# ABOUT THIS EXERCISE:
Write out the records that follow exactly. Do not include pictures.

# GIVEN RECORDS:
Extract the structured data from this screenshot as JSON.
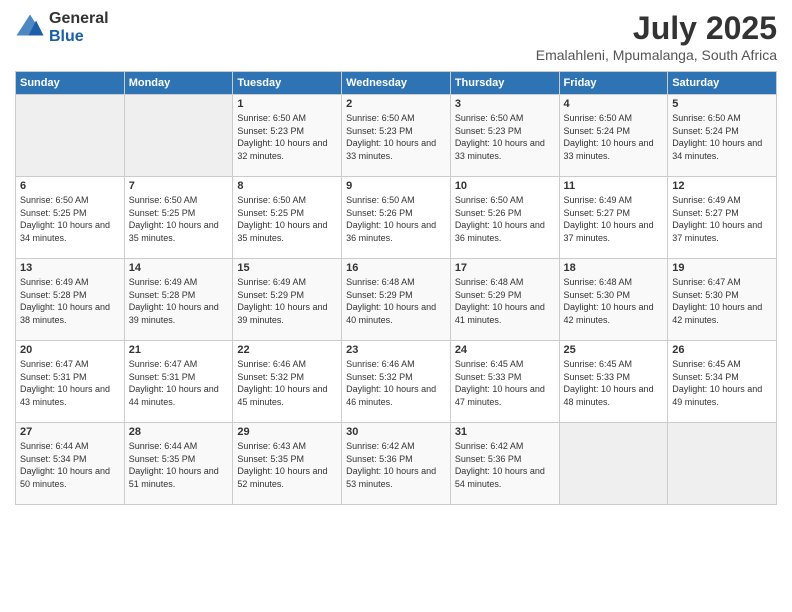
{
  "logo": {
    "general": "General",
    "blue": "Blue"
  },
  "title": "July 2025",
  "subtitle": "Emalahleni, Mpumalanga, South Africa",
  "days_header": [
    "Sunday",
    "Monday",
    "Tuesday",
    "Wednesday",
    "Thursday",
    "Friday",
    "Saturday"
  ],
  "weeks": [
    [
      {
        "day": "",
        "info": ""
      },
      {
        "day": "",
        "info": ""
      },
      {
        "day": "1",
        "info": "Sunrise: 6:50 AM\nSunset: 5:23 PM\nDaylight: 10 hours and 32 minutes."
      },
      {
        "day": "2",
        "info": "Sunrise: 6:50 AM\nSunset: 5:23 PM\nDaylight: 10 hours and 33 minutes."
      },
      {
        "day": "3",
        "info": "Sunrise: 6:50 AM\nSunset: 5:23 PM\nDaylight: 10 hours and 33 minutes."
      },
      {
        "day": "4",
        "info": "Sunrise: 6:50 AM\nSunset: 5:24 PM\nDaylight: 10 hours and 33 minutes."
      },
      {
        "day": "5",
        "info": "Sunrise: 6:50 AM\nSunset: 5:24 PM\nDaylight: 10 hours and 34 minutes."
      }
    ],
    [
      {
        "day": "6",
        "info": "Sunrise: 6:50 AM\nSunset: 5:25 PM\nDaylight: 10 hours and 34 minutes."
      },
      {
        "day": "7",
        "info": "Sunrise: 6:50 AM\nSunset: 5:25 PM\nDaylight: 10 hours and 35 minutes."
      },
      {
        "day": "8",
        "info": "Sunrise: 6:50 AM\nSunset: 5:25 PM\nDaylight: 10 hours and 35 minutes."
      },
      {
        "day": "9",
        "info": "Sunrise: 6:50 AM\nSunset: 5:26 PM\nDaylight: 10 hours and 36 minutes."
      },
      {
        "day": "10",
        "info": "Sunrise: 6:50 AM\nSunset: 5:26 PM\nDaylight: 10 hours and 36 minutes."
      },
      {
        "day": "11",
        "info": "Sunrise: 6:49 AM\nSunset: 5:27 PM\nDaylight: 10 hours and 37 minutes."
      },
      {
        "day": "12",
        "info": "Sunrise: 6:49 AM\nSunset: 5:27 PM\nDaylight: 10 hours and 37 minutes."
      }
    ],
    [
      {
        "day": "13",
        "info": "Sunrise: 6:49 AM\nSunset: 5:28 PM\nDaylight: 10 hours and 38 minutes."
      },
      {
        "day": "14",
        "info": "Sunrise: 6:49 AM\nSunset: 5:28 PM\nDaylight: 10 hours and 39 minutes."
      },
      {
        "day": "15",
        "info": "Sunrise: 6:49 AM\nSunset: 5:29 PM\nDaylight: 10 hours and 39 minutes."
      },
      {
        "day": "16",
        "info": "Sunrise: 6:48 AM\nSunset: 5:29 PM\nDaylight: 10 hours and 40 minutes."
      },
      {
        "day": "17",
        "info": "Sunrise: 6:48 AM\nSunset: 5:29 PM\nDaylight: 10 hours and 41 minutes."
      },
      {
        "day": "18",
        "info": "Sunrise: 6:48 AM\nSunset: 5:30 PM\nDaylight: 10 hours and 42 minutes."
      },
      {
        "day": "19",
        "info": "Sunrise: 6:47 AM\nSunset: 5:30 PM\nDaylight: 10 hours and 42 minutes."
      }
    ],
    [
      {
        "day": "20",
        "info": "Sunrise: 6:47 AM\nSunset: 5:31 PM\nDaylight: 10 hours and 43 minutes."
      },
      {
        "day": "21",
        "info": "Sunrise: 6:47 AM\nSunset: 5:31 PM\nDaylight: 10 hours and 44 minutes."
      },
      {
        "day": "22",
        "info": "Sunrise: 6:46 AM\nSunset: 5:32 PM\nDaylight: 10 hours and 45 minutes."
      },
      {
        "day": "23",
        "info": "Sunrise: 6:46 AM\nSunset: 5:32 PM\nDaylight: 10 hours and 46 minutes."
      },
      {
        "day": "24",
        "info": "Sunrise: 6:45 AM\nSunset: 5:33 PM\nDaylight: 10 hours and 47 minutes."
      },
      {
        "day": "25",
        "info": "Sunrise: 6:45 AM\nSunset: 5:33 PM\nDaylight: 10 hours and 48 minutes."
      },
      {
        "day": "26",
        "info": "Sunrise: 6:45 AM\nSunset: 5:34 PM\nDaylight: 10 hours and 49 minutes."
      }
    ],
    [
      {
        "day": "27",
        "info": "Sunrise: 6:44 AM\nSunset: 5:34 PM\nDaylight: 10 hours and 50 minutes."
      },
      {
        "day": "28",
        "info": "Sunrise: 6:44 AM\nSunset: 5:35 PM\nDaylight: 10 hours and 51 minutes."
      },
      {
        "day": "29",
        "info": "Sunrise: 6:43 AM\nSunset: 5:35 PM\nDaylight: 10 hours and 52 minutes."
      },
      {
        "day": "30",
        "info": "Sunrise: 6:42 AM\nSunset: 5:36 PM\nDaylight: 10 hours and 53 minutes."
      },
      {
        "day": "31",
        "info": "Sunrise: 6:42 AM\nSunset: 5:36 PM\nDaylight: 10 hours and 54 minutes."
      },
      {
        "day": "",
        "info": ""
      },
      {
        "day": "",
        "info": ""
      }
    ]
  ]
}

# TASK ANSWER:
Extract the structured data from this screenshot as JSON.
{
  "logo": {
    "general": "General",
    "blue": "Blue"
  },
  "title": "July 2025",
  "subtitle": "Emalahleni, Mpumalanga, South Africa",
  "days_header": [
    "Sunday",
    "Monday",
    "Tuesday",
    "Wednesday",
    "Thursday",
    "Friday",
    "Saturday"
  ],
  "weeks": [
    [
      {
        "day": "",
        "info": ""
      },
      {
        "day": "",
        "info": ""
      },
      {
        "day": "1",
        "info": "Sunrise: 6:50 AM\nSunset: 5:23 PM\nDaylight: 10 hours and 32 minutes."
      },
      {
        "day": "2",
        "info": "Sunrise: 6:50 AM\nSunset: 5:23 PM\nDaylight: 10 hours and 33 minutes."
      },
      {
        "day": "3",
        "info": "Sunrise: 6:50 AM\nSunset: 5:23 PM\nDaylight: 10 hours and 33 minutes."
      },
      {
        "day": "4",
        "info": "Sunrise: 6:50 AM\nSunset: 5:24 PM\nDaylight: 10 hours and 33 minutes."
      },
      {
        "day": "5",
        "info": "Sunrise: 6:50 AM\nSunset: 5:24 PM\nDaylight: 10 hours and 34 minutes."
      }
    ],
    [
      {
        "day": "6",
        "info": "Sunrise: 6:50 AM\nSunset: 5:25 PM\nDaylight: 10 hours and 34 minutes."
      },
      {
        "day": "7",
        "info": "Sunrise: 6:50 AM\nSunset: 5:25 PM\nDaylight: 10 hours and 35 minutes."
      },
      {
        "day": "8",
        "info": "Sunrise: 6:50 AM\nSunset: 5:25 PM\nDaylight: 10 hours and 35 minutes."
      },
      {
        "day": "9",
        "info": "Sunrise: 6:50 AM\nSunset: 5:26 PM\nDaylight: 10 hours and 36 minutes."
      },
      {
        "day": "10",
        "info": "Sunrise: 6:50 AM\nSunset: 5:26 PM\nDaylight: 10 hours and 36 minutes."
      },
      {
        "day": "11",
        "info": "Sunrise: 6:49 AM\nSunset: 5:27 PM\nDaylight: 10 hours and 37 minutes."
      },
      {
        "day": "12",
        "info": "Sunrise: 6:49 AM\nSunset: 5:27 PM\nDaylight: 10 hours and 37 minutes."
      }
    ],
    [
      {
        "day": "13",
        "info": "Sunrise: 6:49 AM\nSunset: 5:28 PM\nDaylight: 10 hours and 38 minutes."
      },
      {
        "day": "14",
        "info": "Sunrise: 6:49 AM\nSunset: 5:28 PM\nDaylight: 10 hours and 39 minutes."
      },
      {
        "day": "15",
        "info": "Sunrise: 6:49 AM\nSunset: 5:29 PM\nDaylight: 10 hours and 39 minutes."
      },
      {
        "day": "16",
        "info": "Sunrise: 6:48 AM\nSunset: 5:29 PM\nDaylight: 10 hours and 40 minutes."
      },
      {
        "day": "17",
        "info": "Sunrise: 6:48 AM\nSunset: 5:29 PM\nDaylight: 10 hours and 41 minutes."
      },
      {
        "day": "18",
        "info": "Sunrise: 6:48 AM\nSunset: 5:30 PM\nDaylight: 10 hours and 42 minutes."
      },
      {
        "day": "19",
        "info": "Sunrise: 6:47 AM\nSunset: 5:30 PM\nDaylight: 10 hours and 42 minutes."
      }
    ],
    [
      {
        "day": "20",
        "info": "Sunrise: 6:47 AM\nSunset: 5:31 PM\nDaylight: 10 hours and 43 minutes."
      },
      {
        "day": "21",
        "info": "Sunrise: 6:47 AM\nSunset: 5:31 PM\nDaylight: 10 hours and 44 minutes."
      },
      {
        "day": "22",
        "info": "Sunrise: 6:46 AM\nSunset: 5:32 PM\nDaylight: 10 hours and 45 minutes."
      },
      {
        "day": "23",
        "info": "Sunrise: 6:46 AM\nSunset: 5:32 PM\nDaylight: 10 hours and 46 minutes."
      },
      {
        "day": "24",
        "info": "Sunrise: 6:45 AM\nSunset: 5:33 PM\nDaylight: 10 hours and 47 minutes."
      },
      {
        "day": "25",
        "info": "Sunrise: 6:45 AM\nSunset: 5:33 PM\nDaylight: 10 hours and 48 minutes."
      },
      {
        "day": "26",
        "info": "Sunrise: 6:45 AM\nSunset: 5:34 PM\nDaylight: 10 hours and 49 minutes."
      }
    ],
    [
      {
        "day": "27",
        "info": "Sunrise: 6:44 AM\nSunset: 5:34 PM\nDaylight: 10 hours and 50 minutes."
      },
      {
        "day": "28",
        "info": "Sunrise: 6:44 AM\nSunset: 5:35 PM\nDaylight: 10 hours and 51 minutes."
      },
      {
        "day": "29",
        "info": "Sunrise: 6:43 AM\nSunset: 5:35 PM\nDaylight: 10 hours and 52 minutes."
      },
      {
        "day": "30",
        "info": "Sunrise: 6:42 AM\nSunset: 5:36 PM\nDaylight: 10 hours and 53 minutes."
      },
      {
        "day": "31",
        "info": "Sunrise: 6:42 AM\nSunset: 5:36 PM\nDaylight: 10 hours and 54 minutes."
      },
      {
        "day": "",
        "info": ""
      },
      {
        "day": "",
        "info": ""
      }
    ]
  ]
}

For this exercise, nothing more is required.